Week 5 – UXD Principles and Concepts
In Week 5 of my Principles of UXD course, we moved on to Module 3: A Visual Design Primer. We began the week with a lecture on the topic, learning about principles like visual hierarchy, points lines and planes, balance, rhythm, scale, figure and ground, graming and grids. Together, these principles should create a pleasing harmony and delightful dissonance that help the user easily find the information they are seeking. Each of the principles is important on their own, but they must also work together across a page, across multiple pages, and even from property to property if strategically necessary.
Our assignment this week was to find effective and ineffective examples of designs. For my ineffective examples, I chose wwe.com and a chart from the Iowa CPAs website. The examples were different because wwe.com failed to use many of the design principles and felt flat and littered with random videos. My other example used all of the principles but used them inconsistently, not only across the page but inconsistently within the gridded system itself. My effective examples were airbnb.com and one of the most well-known ads of all time, VW’s 1964 Beetle print ad. Both of these were simple examples, which thinking about it now, I should have tried to find an effective example of a busy site.
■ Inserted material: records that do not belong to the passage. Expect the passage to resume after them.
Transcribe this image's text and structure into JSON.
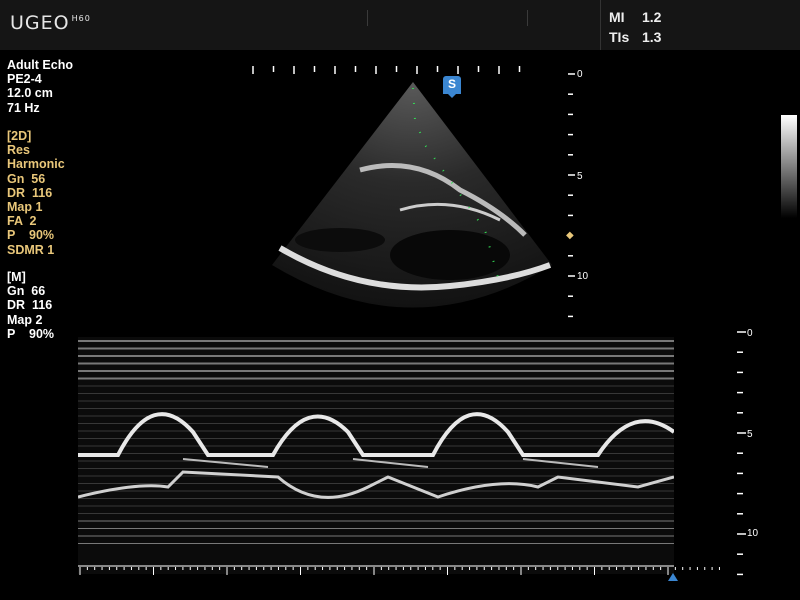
{
  "header": {
    "logo": "UGEO",
    "logo_sup": "H60",
    "mi_label": "MI",
    "mi_value": "1.2",
    "tis_label": "TIs",
    "tis_value": "1.3"
  },
  "left_panel": {
    "general": [
      "Adult Echo",
      "PE2-4",
      "12.0 cm",
      "71 Hz"
    ],
    "mode_2d": [
      "[2D]",
      "Res",
      "Harmonic",
      "Gn  56",
      "DR  116",
      "Map 1",
      "FA  2",
      "P    90%",
      "SDMR 1"
    ],
    "mode_m": [
      "[M]",
      "Gn  66",
      "DR  116",
      "Map 2",
      "P    90%"
    ]
  },
  "depth_scale_2d": {
    "labels": [
      "0",
      "5",
      "10"
    ]
  },
  "depth_scale_m": {
    "labels": [
      "0",
      "5",
      "10"
    ]
  },
  "sector_badge": "S",
  "colors": {
    "accent": "#3b86d1",
    "param_text": "#e9c77a",
    "focus_marker": "#e9c77a"
  },
  "icons": {
    "focus": "focus-marker-icon",
    "timeline": "timeline-cursor-icon"
  }
}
Fortunately for me, even though I didn’t find a busy example of effective design, others in the class did. In our discussion, there were countless examples of both simple and busy designs that worked. Everyone did a great job of “noticing” design taking place, and seeing their thoughts alongside the examples was really helpful. The only thing that I’m still struggling to see “in the wild” is the golden ratio. I feel like anything that is off-balance and asymmetric to the rule of thirds can have the Fibonacci spiral placed on it and scaled just enough to make it look like it “works”. Beyond that, all of the principles we learned are simple enough that we can start applying them to work immediately.
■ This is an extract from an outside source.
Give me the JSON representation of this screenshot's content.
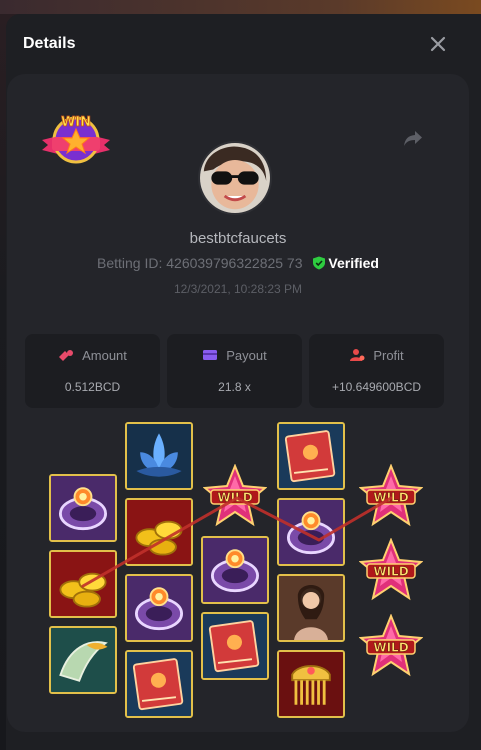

As always, notes are here… although with no books this week, they are quite a bit lighter.